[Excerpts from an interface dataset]
☆ ☆ ☆ ☆ ☆

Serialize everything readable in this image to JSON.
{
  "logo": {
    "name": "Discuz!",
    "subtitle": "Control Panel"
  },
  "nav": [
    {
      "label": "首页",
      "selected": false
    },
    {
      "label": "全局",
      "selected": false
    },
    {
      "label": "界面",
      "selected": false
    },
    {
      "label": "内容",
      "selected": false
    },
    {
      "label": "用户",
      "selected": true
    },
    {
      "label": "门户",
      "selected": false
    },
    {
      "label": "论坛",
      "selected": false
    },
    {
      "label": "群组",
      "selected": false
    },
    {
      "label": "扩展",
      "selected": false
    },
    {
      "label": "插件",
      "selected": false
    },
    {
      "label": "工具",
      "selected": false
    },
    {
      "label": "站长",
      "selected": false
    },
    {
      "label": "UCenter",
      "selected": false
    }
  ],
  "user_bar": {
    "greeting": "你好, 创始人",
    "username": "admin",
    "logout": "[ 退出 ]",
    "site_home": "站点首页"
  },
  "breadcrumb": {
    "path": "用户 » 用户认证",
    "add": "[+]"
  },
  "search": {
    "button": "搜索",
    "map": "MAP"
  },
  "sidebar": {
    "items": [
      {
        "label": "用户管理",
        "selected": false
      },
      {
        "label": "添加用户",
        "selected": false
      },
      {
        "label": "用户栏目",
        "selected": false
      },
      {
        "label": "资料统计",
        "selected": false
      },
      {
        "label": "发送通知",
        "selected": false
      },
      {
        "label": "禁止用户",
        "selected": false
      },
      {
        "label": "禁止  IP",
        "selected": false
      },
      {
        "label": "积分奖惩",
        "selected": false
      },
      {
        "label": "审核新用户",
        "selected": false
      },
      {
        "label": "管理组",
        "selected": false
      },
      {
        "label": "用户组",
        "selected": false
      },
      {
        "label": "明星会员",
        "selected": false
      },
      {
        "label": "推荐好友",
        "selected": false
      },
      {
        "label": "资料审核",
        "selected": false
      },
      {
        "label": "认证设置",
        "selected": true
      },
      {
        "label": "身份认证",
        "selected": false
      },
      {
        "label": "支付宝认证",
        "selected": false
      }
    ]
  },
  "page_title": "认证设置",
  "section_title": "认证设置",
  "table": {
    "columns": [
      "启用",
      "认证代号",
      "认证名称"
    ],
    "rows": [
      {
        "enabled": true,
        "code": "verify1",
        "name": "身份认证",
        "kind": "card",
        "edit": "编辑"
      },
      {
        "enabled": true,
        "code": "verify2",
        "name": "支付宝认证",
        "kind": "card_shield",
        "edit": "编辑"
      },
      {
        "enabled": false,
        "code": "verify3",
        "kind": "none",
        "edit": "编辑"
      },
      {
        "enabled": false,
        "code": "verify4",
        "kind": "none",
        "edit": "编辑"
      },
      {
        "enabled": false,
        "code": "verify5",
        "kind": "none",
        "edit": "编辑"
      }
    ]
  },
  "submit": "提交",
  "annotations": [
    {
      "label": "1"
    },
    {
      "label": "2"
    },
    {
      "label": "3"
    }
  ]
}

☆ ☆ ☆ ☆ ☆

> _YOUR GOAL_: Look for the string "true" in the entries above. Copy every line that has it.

> _RESPONSE_:
      "selected": true
        "selected": true
        "enabled": true,
        "enabled": true,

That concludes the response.